| Directions for this task |
The answer must repeat every record exactly, with no pictures in it.

*** Opening of Given data ***

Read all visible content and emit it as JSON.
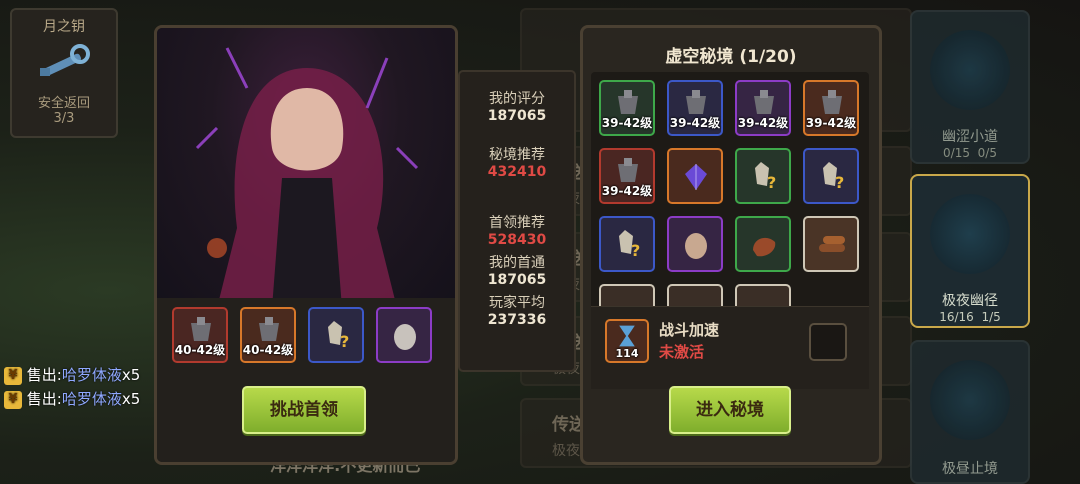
{
  "colors": {
    "accent_green": "#9cc83c",
    "value_red": "#e04a45",
    "panel": "#2a2620"
  },
  "key_widget": {
    "title": "月之钥",
    "label": "安全返回",
    "count": "3/3"
  },
  "background": {
    "rows": [
      {
        "title": "传送",
        "sub": "极夜"
      },
      {
        "title": "传送",
        "sub": "极夜"
      },
      {
        "title": "传送",
        "sub": "极夜"
      },
      {
        "title": "传送",
        "sub": "极夜"
      }
    ],
    "chat_text": "洋洋洋洋:不更新而已"
  },
  "locations": [
    {
      "name": "幽涩小道",
      "count_a": "0/15",
      "count_b": "0/5"
    },
    {
      "name": "极夜幽径",
      "count_a": "16/16",
      "count_b": "1/5"
    },
    {
      "name": "极昼止境",
      "count_a": "",
      "count_b": ""
    }
  ],
  "hero": {
    "rewards": [
      {
        "icon": "armor-icon",
        "level": "40-42级",
        "rarity": "red"
      },
      {
        "icon": "armor-icon",
        "level": "40-42级",
        "rarity": "orange"
      },
      {
        "icon": "crystal-unknown-icon",
        "level": "",
        "rarity": "blue"
      },
      {
        "icon": "egg-icon",
        "level": "",
        "rarity": "purple"
      }
    ],
    "challenge_button": "挑战首领"
  },
  "stats": {
    "my_score_label": "我的评分",
    "my_score": "187065",
    "recommend_label": "秘境推荐",
    "recommend": "432410",
    "boss_label": "首领推荐",
    "boss": "528430",
    "first_clear_label": "我的首通",
    "first_clear": "187065",
    "avg_label": "玩家平均",
    "avg": "237336"
  },
  "dungeon": {
    "title": "虚空秘境 (1/20)",
    "grid": [
      {
        "icon": "armor-icon",
        "level": "39-42级",
        "rarity": "green"
      },
      {
        "icon": "armor-icon",
        "level": "39-42级",
        "rarity": "blue"
      },
      {
        "icon": "armor-icon",
        "level": "39-42级",
        "rarity": "purple"
      },
      {
        "icon": "armor-icon",
        "level": "39-42级",
        "rarity": "orange"
      },
      {
        "icon": "armor-icon",
        "level": "39-42级",
        "rarity": "red"
      },
      {
        "icon": "purple-crystal-icon",
        "level": "",
        "rarity": "orange"
      },
      {
        "icon": "crystal-unknown-icon",
        "level": "",
        "rarity": "green"
      },
      {
        "icon": "crystal-unknown-icon",
        "level": "",
        "rarity": "blue"
      },
      {
        "icon": "crystal-unknown-icon",
        "level": "",
        "rarity": "blue"
      },
      {
        "icon": "egg-icon",
        "level": "",
        "rarity": "purple"
      },
      {
        "icon": "meat-icon",
        "level": "",
        "rarity": "green"
      },
      {
        "icon": "wood-icon",
        "level": "",
        "rarity": "white"
      }
    ],
    "boost_title": "战斗加速",
    "boost_status": "未激活",
    "boost_count": "114",
    "enter_button": "进入秘境"
  },
  "sold": [
    {
      "prefix": "售出:",
      "item": "哈罗体液",
      "qty": "x5"
    },
    {
      "prefix": "售出:",
      "item": "哈罗体液",
      "qty": "x5"
    }
  ]
}
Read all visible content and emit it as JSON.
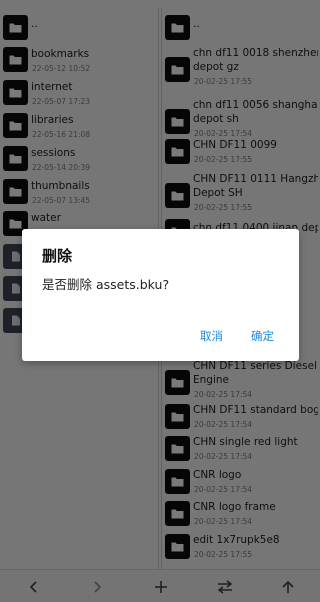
{
  "left_pane": {
    "items": [
      {
        "name": "..",
        "date": "",
        "type": "folder"
      },
      {
        "name": "bookmarks",
        "date": "22-05-12 10:52",
        "type": "folder"
      },
      {
        "name": "internet",
        "date": "22-05-07 17:23",
        "type": "folder"
      },
      {
        "name": "libraries",
        "date": "22-05-16 21:08",
        "type": "folder"
      },
      {
        "name": "sessions",
        "date": "22-05-14 20:39",
        "type": "folder"
      },
      {
        "name": "thumbnails",
        "date": "22-05-07 13:45",
        "type": "folder"
      },
      {
        "name": "water",
        "date": "22-05-07 19:02",
        "type": "folder"
      },
      {
        "name": "",
        "date": "",
        "type": "file"
      },
      {
        "name": "",
        "date": "",
        "type": "file"
      },
      {
        "name": "",
        "date": "",
        "type": "file"
      }
    ]
  },
  "right_pane": {
    "items": [
      {
        "name": "..",
        "name2": "",
        "date": ""
      },
      {
        "name": "chn df11 0018 shenzhen",
        "name2": "depot gz",
        "date": "20-02-25 17:55"
      },
      {
        "name": "chn df11 0056 shanghai",
        "name2": "depot sh",
        "date": "20-02-25 17:54"
      },
      {
        "name": "CHN DF11 0099",
        "name2": "",
        "date": "20-02-25 17:55"
      },
      {
        "name": "CHN DF11 0111 Hangzhou",
        "name2": "Depot SH",
        "date": "20-02-25 17:55"
      },
      {
        "name": "chn df11 0400 jinan depot",
        "name2": "",
        "date": ""
      },
      {
        "name": "CHN DF11 series Diesel",
        "name2": "Engine",
        "date": "20-02-25 17:54"
      },
      {
        "name": "CHN DF11 standard bogey",
        "name2": "",
        "date": "20-02-25 17:54"
      },
      {
        "name": "CHN single red light",
        "name2": "",
        "date": "20-02-25 17:54"
      },
      {
        "name": "CNR logo",
        "name2": "",
        "date": "20-02-25 17:54"
      },
      {
        "name": "CNR logo frame",
        "name2": "",
        "date": "20-02-25 17:54"
      },
      {
        "name": "edit 1x7rupk5e8",
        "name2": "",
        "date": "20-02-25 17:55"
      }
    ]
  },
  "toolbar": {
    "icons": [
      "back-icon",
      "forward-icon",
      "add-icon",
      "swap-icon",
      "up-icon"
    ]
  },
  "dialog": {
    "title": "删除",
    "message": "是否删除 assets.bku?",
    "cancel_label": "取消",
    "confirm_label": "确定",
    "accent_color": "#1c8ad8"
  }
}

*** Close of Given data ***

| Response to the exercise |
Read all visible content and emit it as JSON.
{
  "colors": {
    "accent_green": "#9cc83c",
    "value_red": "#e04a45",
    "panel": "#2a2620"
  },
  "key_widget": {
    "title": "月之钥",
    "label": "安全返回",
    "count": "3/3"
  },
  "background": {
    "rows": [
      {
        "title": "传送",
        "sub": "极夜"
      },
      {
        "title": "传送",
        "sub": "极夜"
      },
      {
        "title": "传送",
        "sub": "极夜"
      },
      {
        "title": "传送",
        "sub": "极夜"
      }
    ],
    "chat_text": "洋洋洋洋:不更新而已"
  },
  "locations": [
    {
      "name": "幽涩小道",
      "count_a": "0/15",
      "count_b": "0/5"
    },
    {
      "name": "极夜幽径",
      "count_a": "16/16",
      "count_b": "1/5"
    },
    {
      "name": "极昼止境",
      "count_a": "",
      "count_b": ""
    }
  ],
  "hero": {
    "rewards": [
      {
        "icon": "armor-icon",
        "level": "40-42级",
        "rarity": "red"
      },
      {
        "icon": "armor-icon",
        "level": "40-42级",
        "rarity": "orange"
      },
      {
        "icon": "crystal-unknown-icon",
        "level": "",
        "rarity": "blue"
      },
      {
        "icon": "egg-icon",
        "level": "",
        "rarity": "purple"
      }
    ],
    "challenge_button": "挑战首领"
  },
  "stats": {
    "my_score_label": "我的评分",
    "my_score": "187065",
    "recommend_label": "秘境推荐",
    "recommend": "432410",
    "boss_label": "首领推荐",
    "boss": "528430",
    "first_clear_label": "我的首通",
    "first_clear": "187065",
    "avg_label": "玩家平均",
    "avg": "237336"
  },
  "dungeon": {
    "title": "虚空秘境 (1/20)",
    "grid": [
      {
        "icon": "armor-icon",
        "level": "39-42级",
        "rarity": "green"
      },
      {
        "icon": "armor-icon",
        "level": "39-42级",
        "rarity": "blue"
      },
      {
        "icon": "armor-icon",
        "level": "39-42级",
        "rarity": "purple"
      },
      {
        "icon": "armor-icon",
        "level": "39-42级",
        "rarity": "orange"
      },
      {
        "icon": "armor-icon",
        "level": "39-42级",
        "rarity": "red"
      },
      {
        "icon": "purple-crystal-icon",
        "level": "",
        "rarity": "orange"
      },
      {
        "icon": "crystal-unknown-icon",
        "level": "",
        "rarity": "green"
      },
      {
        "icon": "crystal-unknown-icon",
        "level": "",
        "rarity": "blue"
      },
      {
        "icon": "crystal-unknown-icon",
        "level": "",
        "rarity": "blue"
      },
      {
        "icon": "egg-icon",
        "level": "",
        "rarity": "purple"
      },
      {
        "icon": "meat-icon",
        "level": "",
        "rarity": "green"
      },
      {
        "icon": "wood-icon",
        "level": "",
        "rarity": "white"
      }
    ],
    "boost_title": "战斗加速",
    "boost_status": "未激活",
    "boost_count": "114",
    "enter_button": "进入秘境"
  },
  "sold": [
    {
      "prefix": "售出:",
      "item": "哈罗体液",
      "qty": "x5"
    },
    {
      "prefix": "售出:",
      "item": "哈罗体液",
      "qty": "x5"
    }
  ]
}
Read all visible content and emit it as JSON.
{
  "left_pane": {
    "items": [
      {
        "name": "..",
        "date": "",
        "type": "folder"
      },
      {
        "name": "bookmarks",
        "date": "22-05-12 10:52",
        "type": "folder"
      },
      {
        "name": "internet",
        "date": "22-05-07 17:23",
        "type": "folder"
      },
      {
        "name": "libraries",
        "date": "22-05-16 21:08",
        "type": "folder"
      },
      {
        "name": "sessions",
        "date": "22-05-14 20:39",
        "type": "folder"
      },
      {
        "name": "thumbnails",
        "date": "22-05-07 13:45",
        "type": "folder"
      },
      {
        "name": "water",
        "date": "22-05-07 19:02",
        "type": "folder"
      },
      {
        "name": "",
        "date": "",
        "type": "file"
      },
      {
        "name": "",
        "date": "",
        "type": "file"
      },
      {
        "name": "",
        "date": "",
        "type": "file"
      }
    ]
  },
  "right_pane": {
    "items": [
      {
        "name": "..",
        "name2": "",
        "date": ""
      },
      {
        "name": "chn df11 0018 shenzhen",
        "name2": "depot gz",
        "date": "20-02-25 17:55"
      },
      {
        "name": "chn df11 0056 shanghai",
        "name2": "depot sh",
        "date": "20-02-25 17:54"
      },
      {
        "name": "CHN DF11 0099",
        "name2": "",
        "date": "20-02-25 17:55"
      },
      {
        "name": "CHN DF11 0111 Hangzhou",
        "name2": "Depot SH",
        "date": "20-02-25 17:55"
      },
      {
        "name": "chn df11 0400 jinan depot",
        "name2": "",
        "date": ""
      },
      {
        "name": "CHN DF11 series Diesel",
        "name2": "Engine",
        "date": "20-02-25 17:54"
      },
      {
        "name": "CHN DF11 standard bogey",
        "name2": "",
        "date": "20-02-25 17:54"
      },
      {
        "name": "CHN single red light",
        "name2": "",
        "date": "20-02-25 17:54"
      },
      {
        "name": "CNR logo",
        "name2": "",
        "date": "20-02-25 17:54"
      },
      {
        "name": "CNR logo frame",
        "name2": "",
        "date": "20-02-25 17:54"
      },
      {
        "name": "edit 1x7rupk5e8",
        "name2": "",
        "date": "20-02-25 17:55"
      }
    ]
  },
  "toolbar": {
    "icons": [
      "back-icon",
      "forward-icon",
      "add-icon",
      "swap-icon",
      "up-icon"
    ]
  },
  "dialog": {
    "title": "删除",
    "message": "是否删除 assets.bku?",
    "cancel_label": "取消",
    "confirm_label": "确定",
    "accent_color": "#1c8ad8"
  }
}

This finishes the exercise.